males as going out hunting for food while the females sat around the
fire and collected a medicinal herb or two. They also developed their
sexuality to lure the guys back from the bush with the food; otherwise
females would have starved to death." And that is why human females are
still subordinate to the males who bring home the bacon, or whatever is
considered tasty. "Morris wanted to understand a modern scenario, went
back into the past (with his own preconceptions), reconstructed the past
from the present point of view, and then turned around and justified the
present on the basis of this reconstructed past."
Our ancestors are extinct, Mann notes, and so are their ways of life.
"Using models from any living animal is fraudulent. The living are not
like the extinct. When we look at the earliest bipeds, Lucy and others
from three million years ago, what do we know about them? They were
social. They walked like us, but we don't know why they became
upright-postured creatures. We don't find stone tools associated with
them until almost the end of their evolutionary time. They had brains
the size of chimpanzees' or a little larger in a skull with ape-like
proportions. Even the earliest did not have the large tusk-like canine
teeth of apes. They also had something truly bizarre - huge back grinding
teeth. About one and one-half times the size of a modern human's.
We don't know what those teeth were adapted to. We don't even know what
kind of environments early hominids lived in. The fossil record
documents that our ancestors were there, but more than that we cannot
Will we ever be able to say more?
"For the early phase of evolution, it will be a very long time before we
gain any more insight. It will take a huge amount of data collection,
plus the introduction of very sophisticated techniques. For example,
developments in bone chemistry may give us insights into the kind of
diet these early creatures were eating. We may come to more fully
understand the underlying genetic mechanisms of patterns of growth and
development. This was what my research was on 30 years ago. A book I
wrote on the australopithecines attempted to understand how they grew.
Did they have a prolonged childhood like humans or a more abbreviated
pattern like apes? I used the dentition as a way of calibrating their
growth and development. This was accepted, and then in the mid '80s it
began to be challenged. There is now an enormous debate focusing on the
Mann suspects that answers will be so long in coming that he has chosen
to concentrate these days on the nature of modern human origins.
Particularly, on our relationship to the Neanderthals. It tantalizes him

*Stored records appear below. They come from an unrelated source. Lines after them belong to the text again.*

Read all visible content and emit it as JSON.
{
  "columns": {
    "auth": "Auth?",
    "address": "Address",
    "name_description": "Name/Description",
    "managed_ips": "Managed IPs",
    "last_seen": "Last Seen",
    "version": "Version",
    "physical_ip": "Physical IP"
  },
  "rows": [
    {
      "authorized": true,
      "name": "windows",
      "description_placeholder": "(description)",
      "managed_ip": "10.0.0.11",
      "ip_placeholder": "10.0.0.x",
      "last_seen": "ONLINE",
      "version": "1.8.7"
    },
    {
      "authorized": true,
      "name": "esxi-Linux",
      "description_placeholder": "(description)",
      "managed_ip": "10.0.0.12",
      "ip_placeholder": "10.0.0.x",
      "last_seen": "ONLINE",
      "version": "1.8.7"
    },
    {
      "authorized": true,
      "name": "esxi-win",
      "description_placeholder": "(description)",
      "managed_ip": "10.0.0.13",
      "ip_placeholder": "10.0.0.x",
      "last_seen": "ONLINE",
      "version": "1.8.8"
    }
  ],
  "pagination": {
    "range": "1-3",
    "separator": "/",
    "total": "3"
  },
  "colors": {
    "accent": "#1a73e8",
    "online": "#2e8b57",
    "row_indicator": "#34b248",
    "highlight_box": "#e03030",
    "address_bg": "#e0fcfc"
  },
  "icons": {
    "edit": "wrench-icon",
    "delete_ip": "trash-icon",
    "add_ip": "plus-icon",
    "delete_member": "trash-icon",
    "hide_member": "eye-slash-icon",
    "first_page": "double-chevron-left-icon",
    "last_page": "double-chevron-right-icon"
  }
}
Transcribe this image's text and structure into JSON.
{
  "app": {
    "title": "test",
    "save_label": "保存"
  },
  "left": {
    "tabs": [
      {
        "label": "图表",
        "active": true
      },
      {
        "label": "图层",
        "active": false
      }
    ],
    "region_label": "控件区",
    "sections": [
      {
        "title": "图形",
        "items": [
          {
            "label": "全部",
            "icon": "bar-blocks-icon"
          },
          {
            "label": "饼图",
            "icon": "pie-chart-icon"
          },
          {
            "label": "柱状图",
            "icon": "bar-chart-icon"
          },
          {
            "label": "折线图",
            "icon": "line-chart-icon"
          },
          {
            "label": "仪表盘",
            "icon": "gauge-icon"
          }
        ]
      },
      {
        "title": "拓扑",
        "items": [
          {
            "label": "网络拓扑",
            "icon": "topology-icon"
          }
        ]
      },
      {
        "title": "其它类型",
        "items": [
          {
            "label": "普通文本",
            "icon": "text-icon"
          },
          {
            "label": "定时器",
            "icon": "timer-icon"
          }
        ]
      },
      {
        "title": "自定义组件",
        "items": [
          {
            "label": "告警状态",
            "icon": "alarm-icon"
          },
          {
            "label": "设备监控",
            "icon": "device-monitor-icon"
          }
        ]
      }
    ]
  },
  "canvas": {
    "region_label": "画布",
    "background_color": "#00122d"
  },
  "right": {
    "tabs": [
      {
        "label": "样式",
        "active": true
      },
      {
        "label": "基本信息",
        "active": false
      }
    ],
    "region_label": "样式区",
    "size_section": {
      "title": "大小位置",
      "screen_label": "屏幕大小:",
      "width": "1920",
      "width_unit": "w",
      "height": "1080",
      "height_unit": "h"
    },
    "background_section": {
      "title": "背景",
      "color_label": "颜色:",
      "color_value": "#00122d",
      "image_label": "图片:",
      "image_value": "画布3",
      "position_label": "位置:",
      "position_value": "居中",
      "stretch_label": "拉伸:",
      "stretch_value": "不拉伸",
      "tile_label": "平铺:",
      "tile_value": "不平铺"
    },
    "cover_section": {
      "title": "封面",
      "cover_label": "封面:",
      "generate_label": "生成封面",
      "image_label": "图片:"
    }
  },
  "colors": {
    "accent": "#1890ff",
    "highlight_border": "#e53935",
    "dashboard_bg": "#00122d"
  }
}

that human fossils from the last 200,000 years of our evolution have
been sought - and discovered - in so limited a geographical range. "From

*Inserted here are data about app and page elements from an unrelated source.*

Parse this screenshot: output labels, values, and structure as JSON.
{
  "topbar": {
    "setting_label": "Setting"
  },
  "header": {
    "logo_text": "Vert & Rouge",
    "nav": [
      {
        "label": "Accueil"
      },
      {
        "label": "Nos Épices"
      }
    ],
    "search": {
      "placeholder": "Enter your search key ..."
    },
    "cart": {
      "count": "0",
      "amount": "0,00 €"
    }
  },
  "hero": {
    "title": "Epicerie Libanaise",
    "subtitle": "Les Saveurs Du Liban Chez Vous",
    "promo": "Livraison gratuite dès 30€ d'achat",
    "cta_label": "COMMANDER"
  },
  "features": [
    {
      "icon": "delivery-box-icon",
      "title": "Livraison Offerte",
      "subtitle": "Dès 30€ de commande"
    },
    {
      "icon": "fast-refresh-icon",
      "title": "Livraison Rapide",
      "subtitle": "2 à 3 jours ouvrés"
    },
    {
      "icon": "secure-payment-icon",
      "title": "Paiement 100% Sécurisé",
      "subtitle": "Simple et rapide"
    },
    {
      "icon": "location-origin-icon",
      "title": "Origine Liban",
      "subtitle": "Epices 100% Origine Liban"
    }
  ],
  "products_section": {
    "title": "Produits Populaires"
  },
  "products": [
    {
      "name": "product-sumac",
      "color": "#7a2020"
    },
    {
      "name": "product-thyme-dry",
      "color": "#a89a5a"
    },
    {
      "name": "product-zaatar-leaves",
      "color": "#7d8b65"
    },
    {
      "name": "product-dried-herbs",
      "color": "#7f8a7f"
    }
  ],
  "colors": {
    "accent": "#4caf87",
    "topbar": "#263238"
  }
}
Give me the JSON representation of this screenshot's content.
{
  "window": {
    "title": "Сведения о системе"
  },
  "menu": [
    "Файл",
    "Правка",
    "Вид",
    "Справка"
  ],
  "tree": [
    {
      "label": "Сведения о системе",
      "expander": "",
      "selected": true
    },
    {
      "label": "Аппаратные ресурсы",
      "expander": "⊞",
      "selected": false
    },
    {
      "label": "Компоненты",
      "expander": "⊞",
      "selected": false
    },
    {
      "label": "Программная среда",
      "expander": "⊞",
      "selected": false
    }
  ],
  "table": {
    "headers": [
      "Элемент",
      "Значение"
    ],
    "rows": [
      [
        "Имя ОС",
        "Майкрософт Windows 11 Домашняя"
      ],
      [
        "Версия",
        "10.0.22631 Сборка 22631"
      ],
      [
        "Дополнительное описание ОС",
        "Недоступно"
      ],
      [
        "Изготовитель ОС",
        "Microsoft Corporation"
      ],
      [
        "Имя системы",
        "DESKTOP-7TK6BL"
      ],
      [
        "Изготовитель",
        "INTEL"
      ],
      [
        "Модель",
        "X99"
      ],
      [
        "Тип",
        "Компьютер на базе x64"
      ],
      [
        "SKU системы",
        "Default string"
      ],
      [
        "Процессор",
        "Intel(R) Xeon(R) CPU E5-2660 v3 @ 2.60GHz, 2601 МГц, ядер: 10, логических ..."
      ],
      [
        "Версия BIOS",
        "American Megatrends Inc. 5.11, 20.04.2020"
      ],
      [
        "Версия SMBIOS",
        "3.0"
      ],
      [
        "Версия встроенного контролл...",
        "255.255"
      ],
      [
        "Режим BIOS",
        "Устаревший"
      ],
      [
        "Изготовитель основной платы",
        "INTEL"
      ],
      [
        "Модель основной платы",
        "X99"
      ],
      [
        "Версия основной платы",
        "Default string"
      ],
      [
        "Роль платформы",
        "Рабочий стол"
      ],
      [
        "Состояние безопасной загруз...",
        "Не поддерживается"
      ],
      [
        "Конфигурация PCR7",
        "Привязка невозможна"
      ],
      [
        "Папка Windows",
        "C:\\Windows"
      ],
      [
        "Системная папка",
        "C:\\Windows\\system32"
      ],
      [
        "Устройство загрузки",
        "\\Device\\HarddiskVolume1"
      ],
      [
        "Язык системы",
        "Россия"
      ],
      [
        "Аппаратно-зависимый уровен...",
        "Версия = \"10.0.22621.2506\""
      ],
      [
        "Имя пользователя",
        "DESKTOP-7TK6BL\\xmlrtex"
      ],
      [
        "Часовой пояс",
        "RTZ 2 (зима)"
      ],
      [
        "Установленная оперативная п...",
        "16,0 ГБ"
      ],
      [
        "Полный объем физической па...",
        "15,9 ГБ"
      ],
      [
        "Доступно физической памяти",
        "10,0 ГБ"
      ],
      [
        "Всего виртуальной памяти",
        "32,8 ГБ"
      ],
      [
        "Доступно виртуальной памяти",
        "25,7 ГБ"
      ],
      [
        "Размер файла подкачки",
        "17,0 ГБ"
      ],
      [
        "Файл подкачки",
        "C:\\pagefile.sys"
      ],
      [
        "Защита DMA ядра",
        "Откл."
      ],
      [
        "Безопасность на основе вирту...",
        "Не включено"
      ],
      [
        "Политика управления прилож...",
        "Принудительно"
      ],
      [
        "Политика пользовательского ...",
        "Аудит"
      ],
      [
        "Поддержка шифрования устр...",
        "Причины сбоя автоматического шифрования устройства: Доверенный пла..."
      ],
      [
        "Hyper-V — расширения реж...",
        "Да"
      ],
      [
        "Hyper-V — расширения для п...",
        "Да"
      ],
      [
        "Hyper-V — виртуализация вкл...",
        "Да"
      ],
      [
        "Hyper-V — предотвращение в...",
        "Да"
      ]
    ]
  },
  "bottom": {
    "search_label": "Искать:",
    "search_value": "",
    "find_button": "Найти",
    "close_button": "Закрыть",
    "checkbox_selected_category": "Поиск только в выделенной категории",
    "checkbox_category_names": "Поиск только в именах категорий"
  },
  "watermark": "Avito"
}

northern Iraq to the China Sea, there's not a single human fossil. I
have a research appointment at the University of Bordeaux for several
months of the year, and I'm developing a project to go to south Asia

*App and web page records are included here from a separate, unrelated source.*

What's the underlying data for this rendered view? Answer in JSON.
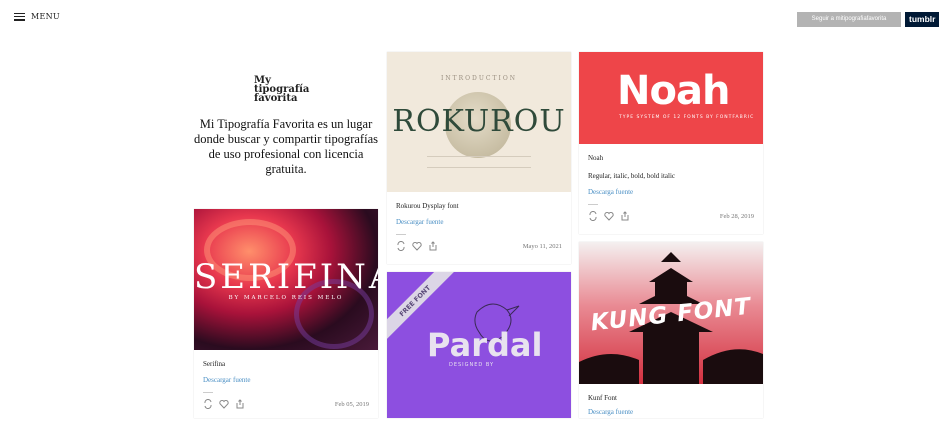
{
  "header": {
    "menu_label": "MENU",
    "follow_label": "Seguir a mitipografiafavorita",
    "tumblr_label": "tumblr"
  },
  "intro": {
    "logo_line1": "My",
    "logo_line2": "tipografía",
    "logo_line3": "favorita",
    "tagline": "Mi Tipografía Favorita es un lugar donde buscar y compartir tipografías de uso profesional con licencia gratuita."
  },
  "posts": [
    {
      "title": "Rokurou Dysplay font",
      "link": "Descargar fuente",
      "date": "Mayo 11, 2021",
      "image": {
        "overline": "INTRODUCTION",
        "word": "ROKUROU"
      }
    },
    {
      "title": "Noah",
      "subtitle": "Regular, italic, bold, bold italic",
      "link": "Descarga fuente",
      "date": "Feb 28, 2019",
      "image": {
        "word": "Noah",
        "small": "TYPE SYSTEM OF 12 FONTS BY FONTFABRIC"
      }
    },
    {
      "title": "Serifina",
      "link": "Descargar fuente",
      "date": "Feb 05, 2019",
      "image": {
        "word": "SERIFINA",
        "small": "BY MARCELO REIS MELO"
      }
    },
    {
      "image": {
        "ribbon": "FREE FONT",
        "word": "Pardal",
        "small": "DESIGNED BY"
      }
    },
    {
      "title": "Kunf Font",
      "link": "Descarga fuente",
      "image": {
        "word": "KUNG FONT"
      }
    }
  ],
  "icons": {
    "reblog": "reblog-icon",
    "like": "heart-icon",
    "share": "share-icon",
    "menu": "hamburger-icon"
  },
  "colors": {
    "link": "#4a8fc4",
    "tumblr_bg": "#001935",
    "follow_bg": "#b3b3b3",
    "noah_bg": "#ee4549",
    "pardal_bg": "#8d4fe0"
  }
}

with some French colleagues. A joint expedition to look for the fossils
of humans who were contemporary with the Neanderthals in Europe. At the
moment, there's a theory that modern humans originated in Africa and,
for unexplained reasons, swept out of Africa, to destroy or at least
replace species like the Neanderthals. Is this true? I would like to
look for fossils in south Asia where there hasn't been much
He knows that we will continue to do a lot of speculating and tell a lot
of fairy tales about our ancestors, but he would like for everyone "to
know exactly what we have" in the way of real evidence. "These creatures
had a combination of features that you cannot find in any living form.
That is a fantastic thing. It's wonderful that our discoveries have
documented as much of our past as they have."
Alan E. Mann received his Ph.D. from the University of
California, Berkeley, and came to Penn as an assistant profesor
in 1969. He is currently professor of anthropology and curator of
the physical anthropology section of the University Museum. He has
written numerous articles on human evolution and his textbook with
M.L. Weiss, Human Biology and Behavior, has been issued in
several editions. In addition to his regular field work and
writing, Dr. Mann is a dedicated teacher and has won the Lindback,
Ira Abrams, and College Alumni Society awards for outstanding teaching.